◆ **Task brief**:
Aside from the pictures, the entries should be given again exactly.

◆ **Provided data**:
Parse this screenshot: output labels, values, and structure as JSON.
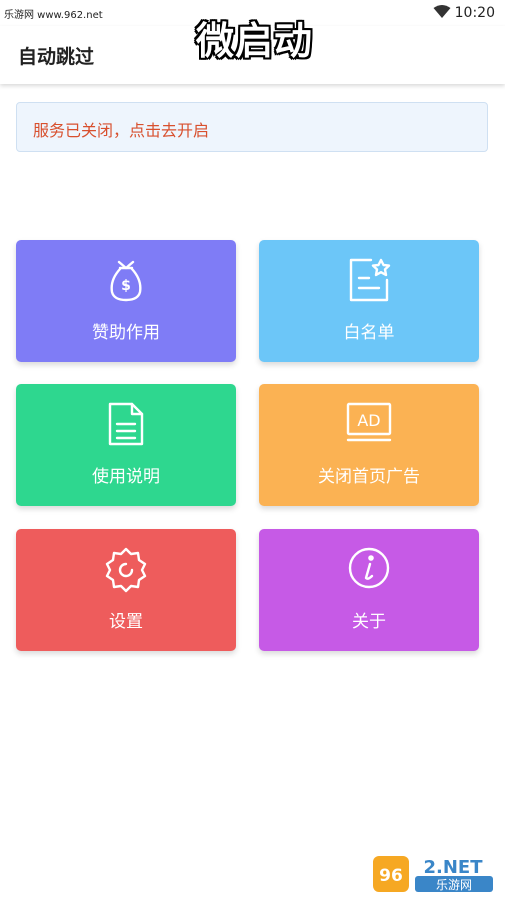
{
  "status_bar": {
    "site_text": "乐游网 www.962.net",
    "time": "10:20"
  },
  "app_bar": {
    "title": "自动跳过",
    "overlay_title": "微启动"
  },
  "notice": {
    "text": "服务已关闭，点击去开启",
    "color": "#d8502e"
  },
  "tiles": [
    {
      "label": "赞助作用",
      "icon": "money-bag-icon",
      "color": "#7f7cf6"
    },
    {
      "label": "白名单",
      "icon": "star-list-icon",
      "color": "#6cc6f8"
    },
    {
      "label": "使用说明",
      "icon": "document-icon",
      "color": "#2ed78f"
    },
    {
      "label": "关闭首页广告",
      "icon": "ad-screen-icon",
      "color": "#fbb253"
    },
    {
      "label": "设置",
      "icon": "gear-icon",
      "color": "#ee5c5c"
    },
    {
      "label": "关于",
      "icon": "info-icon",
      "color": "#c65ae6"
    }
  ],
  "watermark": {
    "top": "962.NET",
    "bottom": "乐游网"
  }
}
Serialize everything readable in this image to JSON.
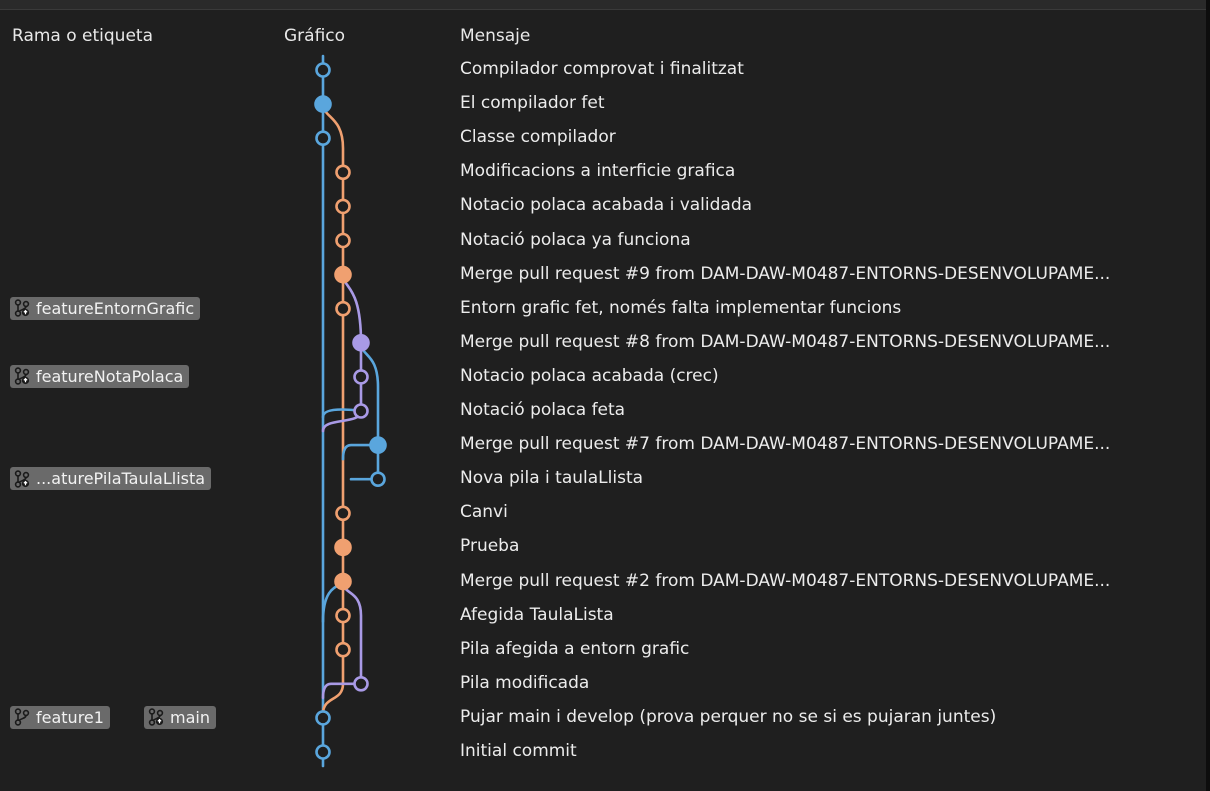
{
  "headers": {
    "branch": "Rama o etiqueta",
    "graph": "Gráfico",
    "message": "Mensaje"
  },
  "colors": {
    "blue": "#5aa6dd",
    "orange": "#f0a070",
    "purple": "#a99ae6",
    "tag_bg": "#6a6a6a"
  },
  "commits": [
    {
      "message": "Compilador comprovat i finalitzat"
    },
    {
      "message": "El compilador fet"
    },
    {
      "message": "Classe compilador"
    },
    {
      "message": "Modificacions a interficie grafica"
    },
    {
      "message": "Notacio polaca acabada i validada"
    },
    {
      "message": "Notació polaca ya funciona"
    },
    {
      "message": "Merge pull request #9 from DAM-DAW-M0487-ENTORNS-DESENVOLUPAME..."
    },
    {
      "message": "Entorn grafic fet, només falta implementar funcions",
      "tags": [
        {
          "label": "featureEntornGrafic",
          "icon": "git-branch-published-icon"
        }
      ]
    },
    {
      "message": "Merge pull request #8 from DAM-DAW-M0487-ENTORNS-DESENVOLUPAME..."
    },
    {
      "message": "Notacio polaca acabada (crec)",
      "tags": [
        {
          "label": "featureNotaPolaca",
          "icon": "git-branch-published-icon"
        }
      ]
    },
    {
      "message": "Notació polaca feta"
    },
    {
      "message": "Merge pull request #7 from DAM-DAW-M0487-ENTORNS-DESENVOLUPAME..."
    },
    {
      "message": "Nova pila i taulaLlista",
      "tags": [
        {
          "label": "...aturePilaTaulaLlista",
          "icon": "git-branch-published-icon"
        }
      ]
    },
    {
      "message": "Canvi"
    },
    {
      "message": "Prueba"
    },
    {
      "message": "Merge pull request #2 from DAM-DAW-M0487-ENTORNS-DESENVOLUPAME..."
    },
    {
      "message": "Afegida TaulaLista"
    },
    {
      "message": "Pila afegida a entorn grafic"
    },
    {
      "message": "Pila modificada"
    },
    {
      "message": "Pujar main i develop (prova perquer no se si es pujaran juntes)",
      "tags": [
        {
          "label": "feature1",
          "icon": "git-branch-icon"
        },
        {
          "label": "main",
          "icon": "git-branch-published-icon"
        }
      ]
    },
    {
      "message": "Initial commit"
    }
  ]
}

◆ **Reply to the exercise**:
Parse this screenshot: output labels, values, and structure as JSON.
{
  "status_bar": {
    "site_text": "乐游网 www.962.net",
    "time": "10:20"
  },
  "app_bar": {
    "title": "自动跳过",
    "overlay_title": "微启动"
  },
  "notice": {
    "text": "服务已关闭，点击去开启",
    "color": "#d8502e"
  },
  "tiles": [
    {
      "label": "赞助作用",
      "icon": "money-bag-icon",
      "color": "#7f7cf6"
    },
    {
      "label": "白名单",
      "icon": "star-list-icon",
      "color": "#6cc6f8"
    },
    {
      "label": "使用说明",
      "icon": "document-icon",
      "color": "#2ed78f"
    },
    {
      "label": "关闭首页广告",
      "icon": "ad-screen-icon",
      "color": "#fbb253"
    },
    {
      "label": "设置",
      "icon": "gear-icon",
      "color": "#ee5c5c"
    },
    {
      "label": "关于",
      "icon": "info-icon",
      "color": "#c65ae6"
    }
  ],
  "watermark": {
    "top": "962.NET",
    "bottom": "乐游网"
  }
}
Serialize everything readable in this image to JSON.
{
  "headers": {
    "branch": "Rama o etiqueta",
    "graph": "Gráfico",
    "message": "Mensaje"
  },
  "colors": {
    "blue": "#5aa6dd",
    "orange": "#f0a070",
    "purple": "#a99ae6",
    "tag_bg": "#6a6a6a"
  },
  "commits": [
    {
      "message": "Compilador comprovat i finalitzat"
    },
    {
      "message": "El compilador fet"
    },
    {
      "message": "Classe compilador"
    },
    {
      "message": "Modificacions a interficie grafica"
    },
    {
      "message": "Notacio polaca acabada i validada"
    },
    {
      "message": "Notació polaca ya funciona"
    },
    {
      "message": "Merge pull request #9 from DAM-DAW-M0487-ENTORNS-DESENVOLUPAME..."
    },
    {
      "message": "Entorn grafic fet, només falta implementar funcions",
      "tags": [
        {
          "label": "featureEntornGrafic",
          "icon": "git-branch-published-icon"
        }
      ]
    },
    {
      "message": "Merge pull request #8 from DAM-DAW-M0487-ENTORNS-DESENVOLUPAME..."
    },
    {
      "message": "Notacio polaca acabada (crec)",
      "tags": [
        {
          "label": "featureNotaPolaca",
          "icon": "git-branch-published-icon"
        }
      ]
    },
    {
      "message": "Notació polaca feta"
    },
    {
      "message": "Merge pull request #7 from DAM-DAW-M0487-ENTORNS-DESENVOLUPAME..."
    },
    {
      "message": "Nova pila i taulaLlista",
      "tags": [
        {
          "label": "...aturePilaTaulaLlista",
          "icon": "git-branch-published-icon"
        }
      ]
    },
    {
      "message": "Canvi"
    },
    {
      "message": "Prueba"
    },
    {
      "message": "Merge pull request #2 from DAM-DAW-M0487-ENTORNS-DESENVOLUPAME..."
    },
    {
      "message": "Afegida TaulaLista"
    },
    {
      "message": "Pila afegida a entorn grafic"
    },
    {
      "message": "Pila modificada"
    },
    {
      "message": "Pujar main i develop (prova perquer no se si es pujaran juntes)",
      "tags": [
        {
          "label": "feature1",
          "icon": "git-branch-icon"
        },
        {
          "label": "main",
          "icon": "git-branch-published-icon"
        }
      ]
    },
    {
      "message": "Initial commit"
    }
  ]
}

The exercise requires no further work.